“In der Beschränkung zeigt sich erst der Meister”
Roughly in English, the master shows himself by overcoming limitations. A real expert can get good photographs out of a pinhole camera, can make an average musical instrument sound good, and can make a piece of art with paper and pencil. I guess in the software version the expert programmer would be able to knock up an HTTP client without using libraries, or hand-coding big SQL queries using a paper schema and no tools.

*The whole thing makes his point, since Goethe shows his mastery as a poet by limiting himself to a strict schema and only 14 lines to make some serious observations. I won’t say “every German schoolkid knows it”, but it can’t be far off.


#15

Actually, the VC knows that if you understand the tricks, you can get people to invest without looking at the bottom line. Remind me again how much profit Twitter makes? For the perfect VC scheme, other people pour money into a bottomless pit and chunks of it come the way of the VC, like Niagara Falls continuously pouring away water but some of it being diverted for power generation.


#16

And then still get your ass handed to you by a nerd with six-months of BJJ.


#17

The master embraces mistakes and limitations and actively uses them. The wannabe master complains about errors, mistakes and limitations and lets these things block the process of their expression.

For example, painting. A well-versed painter will make mistakes, recognize them and try something else, paint over them, start over, try a new technique, switch things up …until it’s right. An intermediate painter makes errors and then gets frustrated and lets the errors stop the process.

Sure, a master can get frustrated and might abandon a project and quit. Most masters of anything, whom I know, would only stay frustrated and quit for a while and then pick it up again. They get the bug under their skin and have to finish the project or make it right.

I know this feeling of being “on the hunt.” It will wax and wane, but when the call to hunt has been made, and the inspiration is on full blast, there is no ignoring it.


#18

Oh boy, here we go with this discussion.

You’re off base.

A good aikidoka would know to remain out of grappling range, and if they did get within grappling range would quickly adjust to be in dominant position. A good BJJ combatant would know that in order to not be thrown, they’d have to not let the aikidoka get behind them or get out of grappling range. A good karateka would know that in order to beat the aikidoka and the BJJ, they’d have to strike fast and get out of any grappling or throwing positions, land strategic blows and cause the others to lose their footing.
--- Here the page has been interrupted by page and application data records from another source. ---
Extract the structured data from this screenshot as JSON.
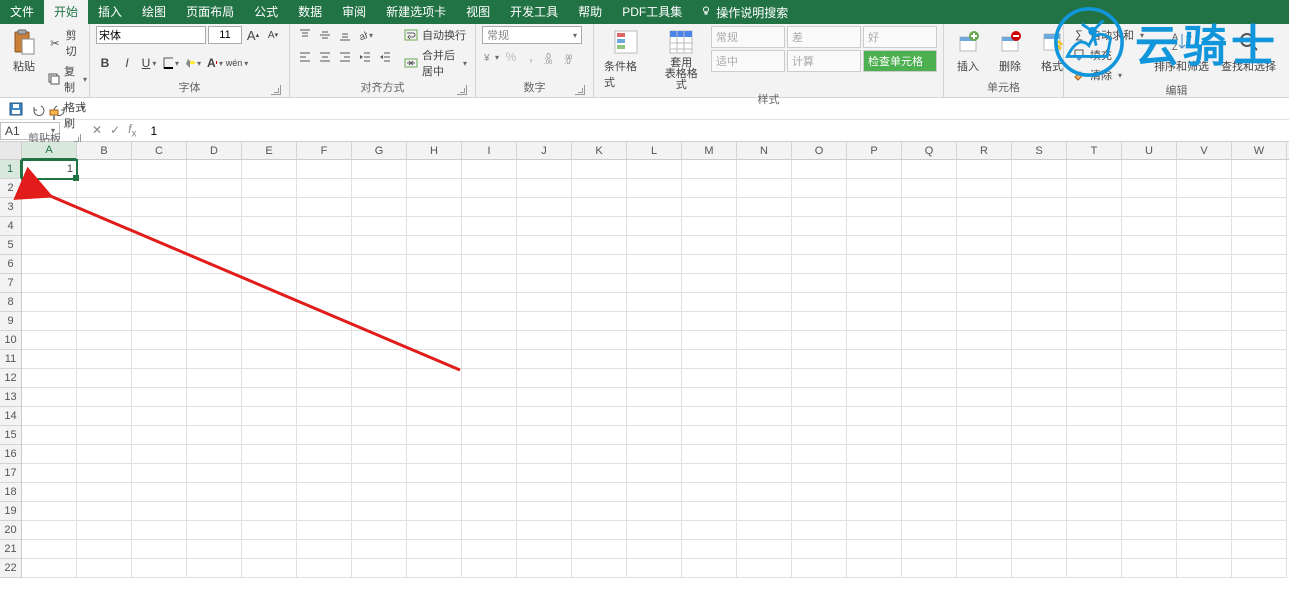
{
  "tabs": {
    "file": "文件",
    "home": "开始",
    "insert": "插入",
    "draw": "绘图",
    "layout": "页面布局",
    "formulas": "公式",
    "data": "数据",
    "review": "审阅",
    "newtab": "新建选项卡",
    "view": "视图",
    "dev": "开发工具",
    "help": "帮助",
    "pdf": "PDF工具集",
    "tellme": "操作说明搜索"
  },
  "ribbon": {
    "clipboard": {
      "paste": "粘贴",
      "cut": "剪切",
      "copy": "复制",
      "painter": "格式刷",
      "group": "剪贴板"
    },
    "font": {
      "name": "宋体",
      "size": "11",
      "group": "字体"
    },
    "align": {
      "wrap": "自动换行",
      "merge": "合并后居中",
      "group": "对齐方式"
    },
    "number": {
      "format": "常规",
      "group": "数字"
    },
    "styles": {
      "cond": "条件格式",
      "table": "套用\n表格格式",
      "s_normal": "常规",
      "s_bad": "差",
      "s_good": "好",
      "s_mid": "适中",
      "s_calc": "计算",
      "s_check": "检查单元格",
      "group": "样式"
    },
    "cells": {
      "insert": "插入",
      "delete": "删除",
      "format": "格式",
      "group": "单元格"
    },
    "editing": {
      "sum": "自动求和",
      "fill": "填充",
      "clear": "清除",
      "sort": "排序和筛选",
      "find": "查找和选择",
      "group": "编辑"
    }
  },
  "fbar": {
    "name": "A1",
    "value": "1"
  },
  "grid": {
    "cols": [
      "A",
      "B",
      "C",
      "D",
      "E",
      "F",
      "G",
      "H",
      "I",
      "J",
      "K",
      "L",
      "M",
      "N",
      "O",
      "P",
      "Q",
      "R",
      "S",
      "T",
      "U",
      "V",
      "W"
    ],
    "activeCell": "1"
  },
  "watermark": "云骑士"
}
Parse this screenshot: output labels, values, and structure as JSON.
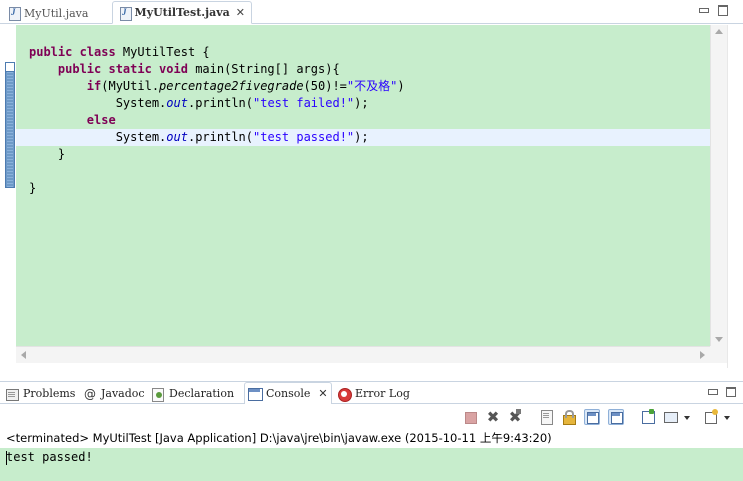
{
  "editor_tabs": [
    {
      "label": "MyUtil.java",
      "active": false
    },
    {
      "label": "MyUtilTest.java",
      "active": true
    }
  ],
  "editor_close_symbol": "✕",
  "code": {
    "line1": {
      "kw": "public class ",
      "rest": "MyUtilTest {"
    },
    "line2": {
      "kw": "public static void ",
      "rest": "main(String[] args){"
    },
    "line3": {
      "kw": "if",
      "a": "(MyUtil.",
      "method": "percentage2fivegrade",
      "b": "(50)!=",
      "str": "\"不及格\"",
      "c": ")"
    },
    "line4": {
      "a": "System.",
      "field": "out",
      "b": ".println(",
      "str": "\"test failed!\"",
      "c": ");"
    },
    "line5": {
      "kw": "else"
    },
    "line6": {
      "a": "System.",
      "field": "out",
      "b": ".println(",
      "str": "\"test passed!\"",
      "c": ");"
    },
    "line7": "}",
    "line8": "}"
  },
  "view_tabs": [
    {
      "label": "Problems",
      "icon": "problems-icon"
    },
    {
      "label": "Javadoc",
      "icon": "javadoc-icon",
      "glyph": "@"
    },
    {
      "label": "Declaration",
      "icon": "declaration-icon"
    },
    {
      "label": "Console",
      "icon": "console-icon",
      "active": true
    },
    {
      "label": "Error Log",
      "icon": "error-log-icon"
    }
  ],
  "view_close_symbol": "✕",
  "console": {
    "description": "<terminated> MyUtilTest [Java Application] D:\\java\\jre\\bin\\javaw.exe (2015-10-11 上午9:43:20)",
    "output": "test passed!"
  },
  "toolbar_glyphs": {
    "remove": "✖",
    "remove_all": "✖"
  },
  "colors": {
    "editor_background": "#c7edcc",
    "keyword": "#7f0055",
    "string": "#2a00ff",
    "field": "#0000c0",
    "current_line": "#e8f2fe"
  }
}
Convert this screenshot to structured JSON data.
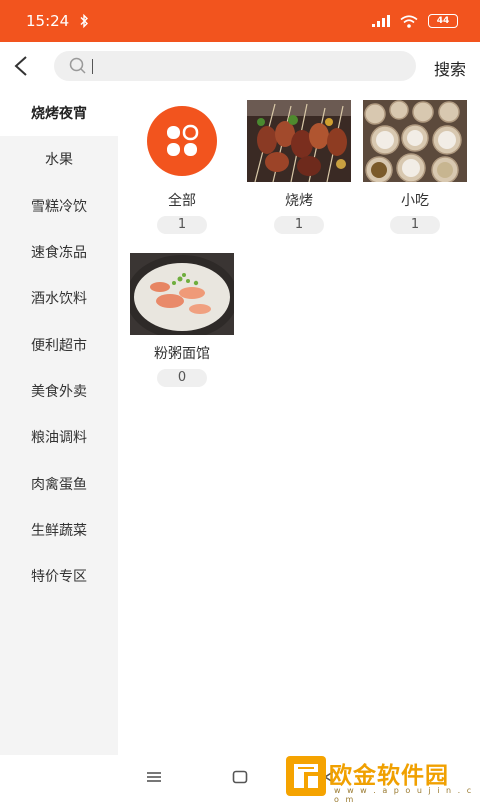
{
  "status_bar": {
    "time": "15:24",
    "battery": "44",
    "bluetooth_icon": "bluetooth-icon",
    "signal_icon": "signal-icon",
    "wifi_icon": "wifi-icon"
  },
  "header": {
    "back_icon": "chevron-left-icon",
    "search_placeholder": "",
    "search_value": "",
    "search_label": "搜索"
  },
  "sidebar": {
    "items": [
      {
        "label": "烧烤夜宵",
        "active": true
      },
      {
        "label": "水果",
        "active": false
      },
      {
        "label": "雪糕冷饮",
        "active": false
      },
      {
        "label": "速食冻品",
        "active": false
      },
      {
        "label": "酒水饮料",
        "active": false
      },
      {
        "label": "便利超市",
        "active": false
      },
      {
        "label": "美食外卖",
        "active": false
      },
      {
        "label": "粮油调料",
        "active": false
      },
      {
        "label": "肉禽蛋鱼",
        "active": false
      },
      {
        "label": "生鲜蔬菜",
        "active": false
      },
      {
        "label": "特价专区",
        "active": false
      }
    ]
  },
  "categories": [
    {
      "label": "全部",
      "count": "1",
      "image": "all-categories-icon"
    },
    {
      "label": "烧烤",
      "count": "1",
      "image": "bbq-skewers-photo"
    },
    {
      "label": "小吃",
      "count": "1",
      "image": "snack-bowls-photo"
    },
    {
      "label": "粉粥面馆",
      "count": "0",
      "image": "shrimp-porridge-photo"
    }
  ],
  "colors": {
    "accent": "#f2541e",
    "sidebar_bg": "#f4f4f4",
    "pill_bg": "#efefef"
  },
  "nav_bar": {
    "menu_icon": "menu-icon",
    "home_icon": "home-icon",
    "back_icon": "back-triangle-icon"
  },
  "watermark": {
    "text": "欧金软件园",
    "url": "w w w . a p o u j i n . c o m"
  }
}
A good Tai Chi-ist would know that the aikidoka is going to try to throw them, the BJJ is going to try a takedown and a chokeout, and the karateka is going to try to land some kicks and punches, so best to avoid all of them, keep his balance and get the hell away.

I’m standing over here to the side with my .45, with the safety off and if any of you dumbasses come at me, I am blowing your fucking heads off.


#19

I’ve never really ‘got’ why people are afraid of those concepts. I’ve always found them fun. I rolled a web server with only fork, socket, and select in… 2003? Wouldn’t use it in production (cause the whole point was to be able to remotely inject code into it). And I’ve figured out non trivial schemas just by reading transaction logs (that is actually easier if you have a pencil and paper).

Them again I can’t VB for the life of me and Lisp gives me cold sweats (xslt is bad enough to make me know I don’t wanna hop on the lisp train).


#20

And I sit in my underground volcano lair and call 911. (Shaddack is doing the prelim design work)